* _REQUIRED ACTION_: Leaving every image behind, reproduce the records word for word.

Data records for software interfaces

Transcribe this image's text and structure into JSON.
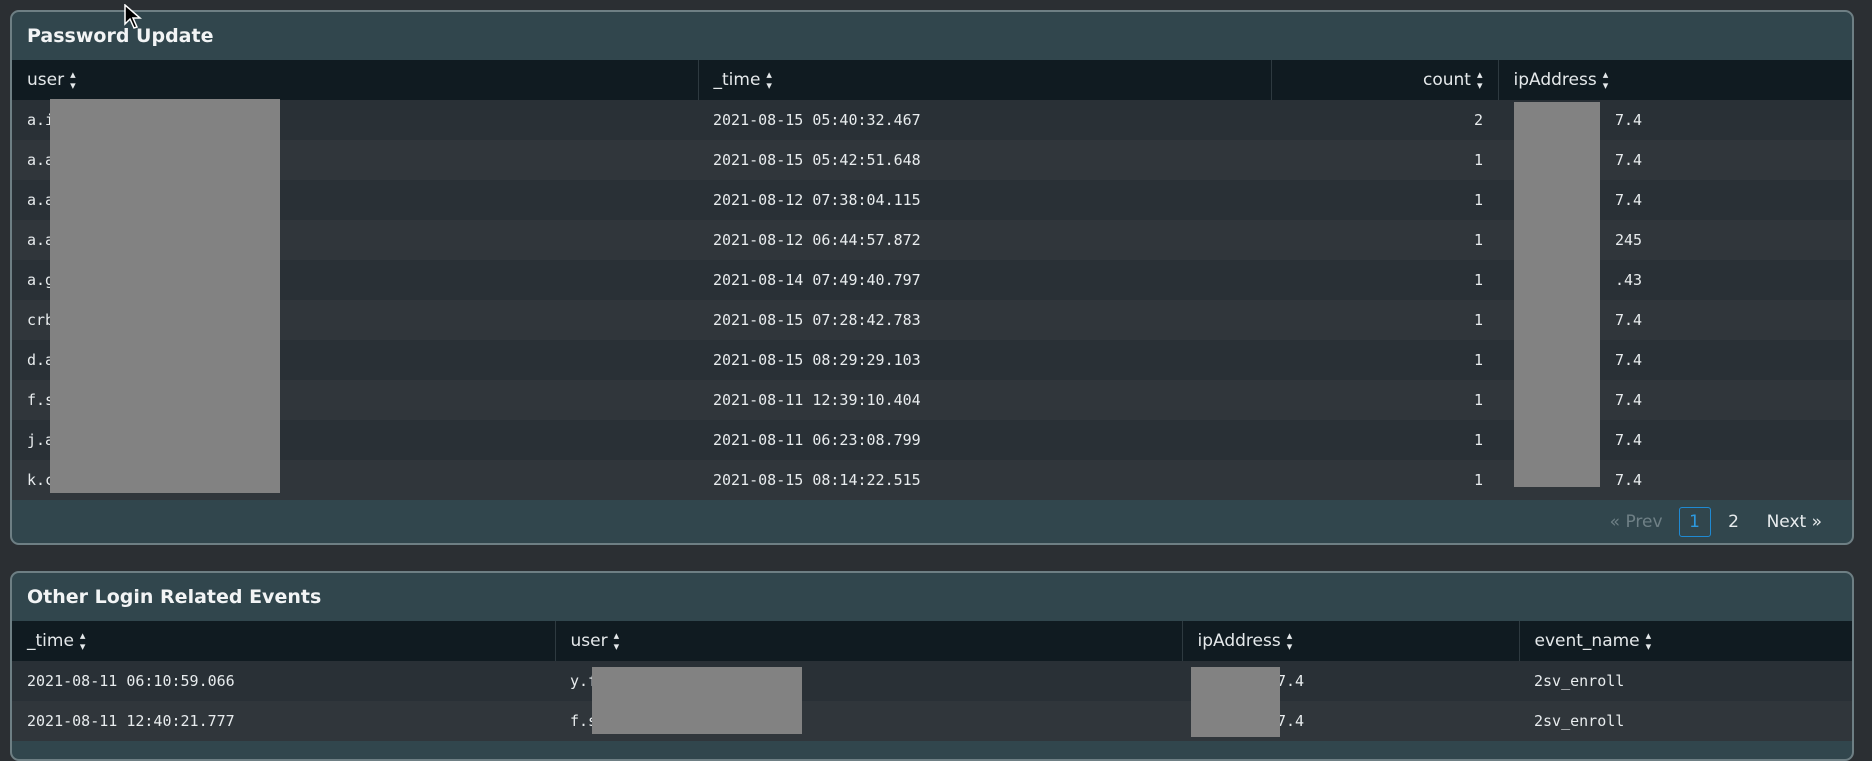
{
  "panel1": {
    "title": "Password Update",
    "columns": [
      "user",
      "_time",
      "count",
      "ipAddress"
    ],
    "rows": [
      {
        "user": "a.i",
        "time": "2021-08-15 05:40:32.467",
        "count": "2",
        "ip": "7.4"
      },
      {
        "user": "a.a",
        "time": "2021-08-15 05:42:51.648",
        "count": "1",
        "ip": "7.4"
      },
      {
        "user": "a.a",
        "time": "2021-08-12 07:38:04.115",
        "count": "1",
        "ip": "7.4"
      },
      {
        "user": "a.a",
        "time": "2021-08-12 06:44:57.872",
        "count": "1",
        "ip": "245"
      },
      {
        "user": "a.g",
        "time": "2021-08-14 07:49:40.797",
        "count": "1",
        "ip": ".43"
      },
      {
        "user": "crb",
        "time": "2021-08-15 07:28:42.783",
        "count": "1",
        "ip": "7.4"
      },
      {
        "user": "d.a",
        "time": "2021-08-15 08:29:29.103",
        "count": "1",
        "ip": "7.4"
      },
      {
        "user": "f.s",
        "time": "2021-08-11 12:39:10.404",
        "count": "1",
        "ip": "7.4"
      },
      {
        "user": "j.a",
        "time": "2021-08-11 06:23:08.799",
        "count": "1",
        "ip": "7.4"
      },
      {
        "user": "k.c",
        "time": "2021-08-15 08:14:22.515",
        "count": "1",
        "ip": "7.4"
      }
    ],
    "pager": {
      "prev": "« Prev",
      "pages": [
        "1",
        "2"
      ],
      "next": "Next »"
    }
  },
  "panel2": {
    "title": "Other Login Related Events",
    "columns": [
      "_time",
      "user",
      "ipAddress",
      "event_name"
    ],
    "rows": [
      {
        "time": "2021-08-11 06:10:59.066",
        "user": "y.f",
        "ip": "7.4",
        "event": "2sv_enroll"
      },
      {
        "time": "2021-08-11 12:40:21.777",
        "user": "f.s",
        "ip": "7.4",
        "event": "2sv_enroll"
      }
    ]
  },
  "icons": {
    "sort": "sort-icon",
    "cursor": "mouse-pointer-icon"
  }
}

* _RESPONSE AREA_:
Transcribe this image's text and structure into JSON.
{
  "panel1": {
    "title": "Password Update",
    "columns": [
      "user",
      "_time",
      "count",
      "ipAddress"
    ],
    "rows": [
      {
        "user": "a.i",
        "time": "2021-08-15 05:40:32.467",
        "count": "2",
        "ip": "7.4"
      },
      {
        "user": "a.a",
        "time": "2021-08-15 05:42:51.648",
        "count": "1",
        "ip": "7.4"
      },
      {
        "user": "a.a",
        "time": "2021-08-12 07:38:04.115",
        "count": "1",
        "ip": "7.4"
      },
      {
        "user": "a.a",
        "time": "2021-08-12 06:44:57.872",
        "count": "1",
        "ip": "245"
      },
      {
        "user": "a.g",
        "time": "2021-08-14 07:49:40.797",
        "count": "1",
        "ip": ".43"
      },
      {
        "user": "crb",
        "time": "2021-08-15 07:28:42.783",
        "count": "1",
        "ip": "7.4"
      },
      {
        "user": "d.a",
        "time": "2021-08-15 08:29:29.103",
        "count": "1",
        "ip": "7.4"
      },
      {
        "user": "f.s",
        "time": "2021-08-11 12:39:10.404",
        "count": "1",
        "ip": "7.4"
      },
      {
        "user": "j.a",
        "time": "2021-08-11 06:23:08.799",
        "count": "1",
        "ip": "7.4"
      },
      {
        "user": "k.c",
        "time": "2021-08-15 08:14:22.515",
        "count": "1",
        "ip": "7.4"
      }
    ],
    "pager": {
      "prev": "« Prev",
      "pages": [
        "1",
        "2"
      ],
      "next": "Next »"
    }
  },
  "panel2": {
    "title": "Other Login Related Events",
    "columns": [
      "_time",
      "user",
      "ipAddress",
      "event_name"
    ],
    "rows": [
      {
        "time": "2021-08-11 06:10:59.066",
        "user": "y.f",
        "ip": "7.4",
        "event": "2sv_enroll"
      },
      {
        "time": "2021-08-11 12:40:21.777",
        "user": "f.s",
        "ip": "7.4",
        "event": "2sv_enroll"
      }
    ]
  },
  "icons": {
    "sort": "sort-icon",
    "cursor": "mouse-pointer-icon"
  }
}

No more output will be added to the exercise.